ing an inverse distance weighted interpolation or inverse exponential
distance interpolation. This method interpolates a raster using point fea-
tures but allows for different types of neighborhoods. Neighborhoods can
have shapes such as circles, rectangles, irregular polygons, annuluses, or
Natural neighbor interpolation has many positive features, can be used for
both interpolation and extrapolation, and generally works well with clus-
tered scatter points. Another weighted-average method, the basic equa-
tion used in natural neighbor interpolation is identical to the one used in
IDW interpolation. This method can efﬁciently handle large input point
datasets. When using the Natural Neighbor method, local coordinates de-
ﬁne the amount of inﬂuence any scatter point will have on output cells.
Trend is a statistical method that ﬁnds the surface that ﬁts the sample
points using a least-squares regression ﬁt. It ﬁts one polynomial equation

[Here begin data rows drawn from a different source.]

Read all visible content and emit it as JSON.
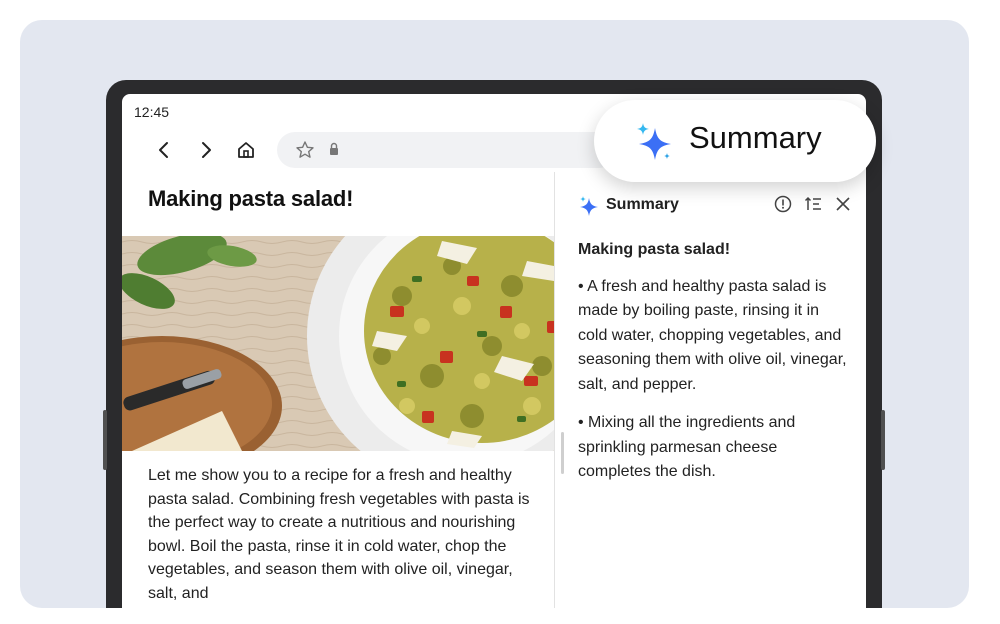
{
  "status": {
    "time": "12:45"
  },
  "browser": {
    "back_icon": "chevron-left-icon",
    "forward_icon": "chevron-right-icon",
    "home_icon": "home-icon",
    "bookmark_icon": "star-icon",
    "lock_icon": "lock-icon"
  },
  "article": {
    "title": "Making pasta salad!",
    "body": "Let me show you to a recipe for a fresh and healthy pasta salad. Combining fresh vegetables with pasta is the perfect way to create a nutritious and nourishing bowl. Boil the pasta, rinse it in cold water, chop the vegetables, and season them with olive oil, vinegar, salt, and"
  },
  "summary_panel": {
    "title": "Summary",
    "heading": "Making pasta salad!",
    "points": [
      "• A fresh and healthy pasta salad is made by boiling paste, rinsing it in cold water, chopping vegetables, and seasoning them with olive oil, vinegar, salt, and pepper.",
      "• Mixing all the ingredients and sprinkling parmesan cheese completes the dish."
    ],
    "icons": [
      "info-icon",
      "sort-icon",
      "close-icon"
    ]
  },
  "floating_pill": {
    "label": "Summary"
  },
  "colors": {
    "sparkle_blue": "#3b6ff5",
    "sparkle_cyan": "#35b8f0",
    "stage_bg": "#e3e7f0"
  }
}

to the entire surface. This results in a surface that minimizes surface vari-
ance in relation to the input values. The surface is constructed so that for
every input point, the total of the differences between the actual values
and the estimated values (i.e., the variance) will be as small as possible. It
is an inexact interpolator, and the resulting surface rarely passes through
the input points. However, this method detects trends in the sample data
and is similar to natural phenomena that typically vary smoothly.
Topo to Raster
By interpolating elevation values for a raster, the Topo to Raster method
imposes constraints that ensure a hydrologically correct digital elevation
model that contains a connected drainage structure and correctly repre-
sents ridges and streams from input contour data. It uses an iterative ﬁ-
nite difference interpolation technique that optimizes the computational
efﬁciency of local interpolation without losing the surface continuity of
global interpolation. It was speciﬁcally designed to work intelligently
with contour inputs.
IDW and Spline are two deterministic methods that create surfaces
from samples based on the extent of similarity or degree of smooth-
ing. However, while a spline surface passes exactly through each
sample point, an IDW will pass through none of the points. Kriging is
a geostatistical method that uses a powerful statistical technique for
predicting values derived from the measure of relationship in samples
and employs sophisticated weighted average techniques.
This brief introduction supplies a framework for exploring the interpola-
tion tools available in ArcGIS 9 Spatial Analyst. A more robust and com-
prehensive arsenal of tools for data exploration and spatial data analysis
is available from theArcGIS 9 GeostatisticalAnalyst extension. More in-
formation on how to perform spatial data analysis and applications for the
tools in ArcGIS 9 Spatial Analyst may be found in the product manual,
Using ArcGIS Spatial Analyst. Papers that provide background informa-
tion on interpolation methods and their application in various industries
and disciplines can be found at www.esri.com/geostatisticalanalyst.
Each of the interpolation methods available in the
ArcGIS Spatial Analyst extension uses a different
approach for determining output cells. Choose a
method based on the distribution of sample points
and the phenomenon being studied.